== Material to process ==
◇ ◇ ◇ ◇ ◇
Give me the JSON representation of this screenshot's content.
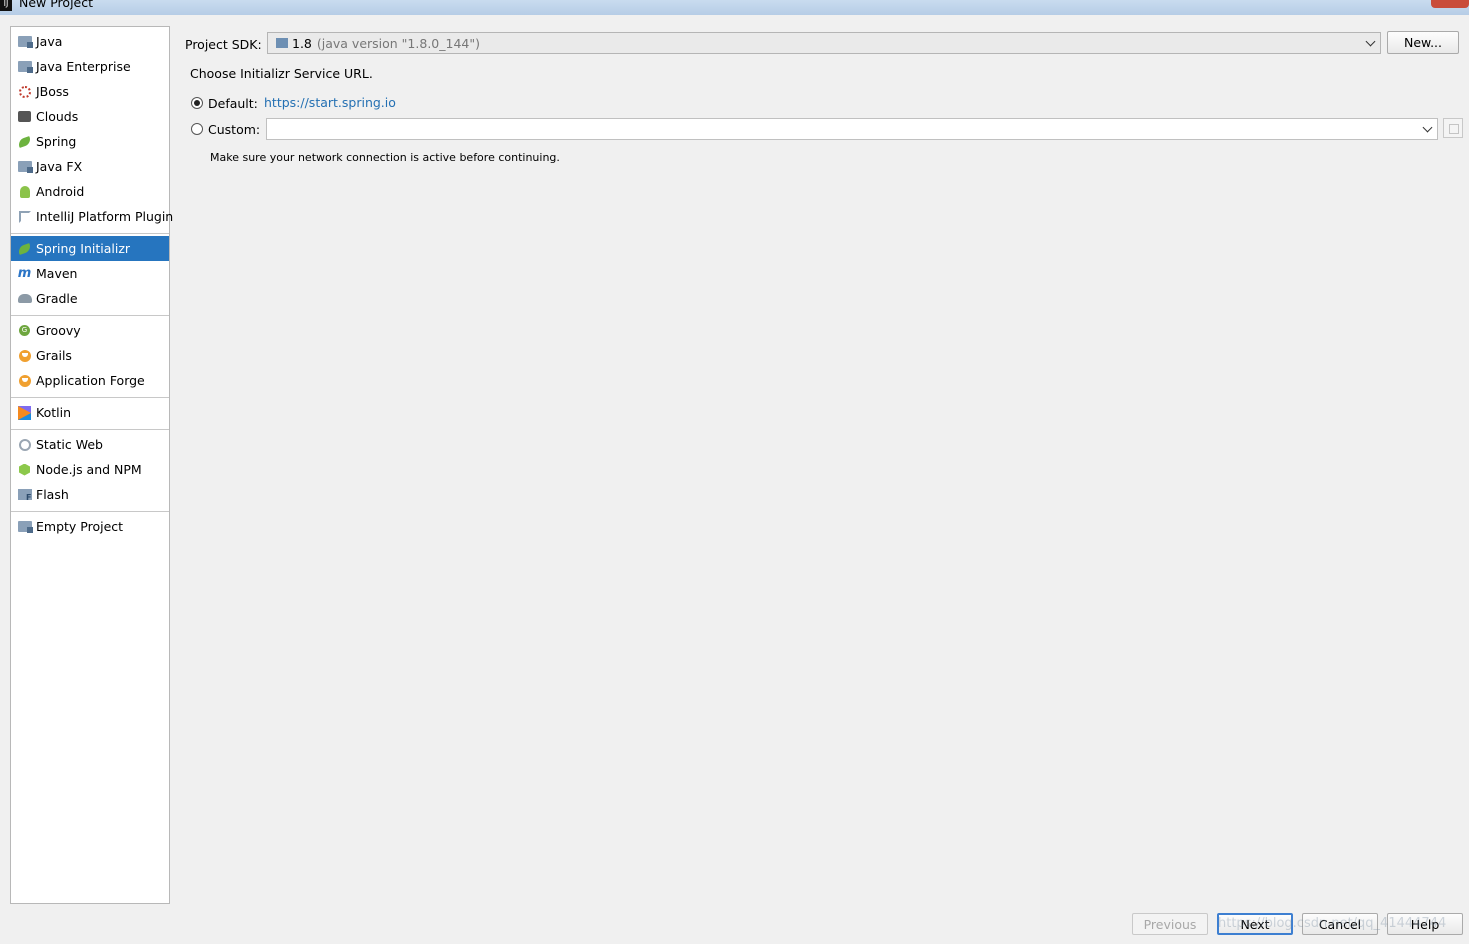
{
  "window": {
    "title": "New Project"
  },
  "sidebar": {
    "groups": [
      [
        {
          "label": "Java",
          "icon": "folder-icon"
        },
        {
          "label": "Java Enterprise",
          "icon": "folder-icon"
        },
        {
          "label": "JBoss",
          "icon": "jboss-icon"
        },
        {
          "label": "Clouds",
          "icon": "cloud-icon"
        },
        {
          "label": "Spring",
          "icon": "spring-leaf-icon"
        },
        {
          "label": "Java FX",
          "icon": "folder-icon"
        },
        {
          "label": "Android",
          "icon": "android-icon"
        },
        {
          "label": "IntelliJ Platform Plugin",
          "icon": "plugin-icon"
        }
      ],
      [
        {
          "label": "Spring Initializr",
          "icon": "spring-initializr-icon",
          "selected": true
        },
        {
          "label": "Maven",
          "icon": "maven-icon"
        },
        {
          "label": "Gradle",
          "icon": "gradle-icon"
        }
      ],
      [
        {
          "label": "Groovy",
          "icon": "groovy-icon"
        },
        {
          "label": "Grails",
          "icon": "grails-icon"
        },
        {
          "label": "Application Forge",
          "icon": "grails-icon"
        }
      ],
      [
        {
          "label": "Kotlin",
          "icon": "kotlin-icon"
        }
      ],
      [
        {
          "label": "Static Web",
          "icon": "web-icon"
        },
        {
          "label": "Node.js and NPM",
          "icon": "nodejs-icon"
        },
        {
          "label": "Flash",
          "icon": "flash-icon"
        }
      ],
      [
        {
          "label": "Empty Project",
          "icon": "folder-icon"
        }
      ]
    ]
  },
  "main": {
    "sdk_label": "Project SDK:",
    "sdk_version": "1.8",
    "sdk_detail": "(java version \"1.8.0_144\")",
    "new_button": "New...",
    "choose_url_label": "Choose Initializr Service URL.",
    "default_label": "Default:",
    "default_url": "https://start.spring.io",
    "custom_label": "Custom:",
    "custom_value": "",
    "network_note": "Make sure your network connection is active before continuing."
  },
  "footer": {
    "previous": "Previous",
    "next": "Next",
    "cancel": "Cancel",
    "help": "Help"
  },
  "watermark": "https://blog.csdn.net/qq_41444744"
}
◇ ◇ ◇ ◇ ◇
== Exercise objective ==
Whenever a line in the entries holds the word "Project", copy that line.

== Task answer ==
    "title": "New Project"
          "label": "Empty Project",
    "sdk_label": "Project SDK:",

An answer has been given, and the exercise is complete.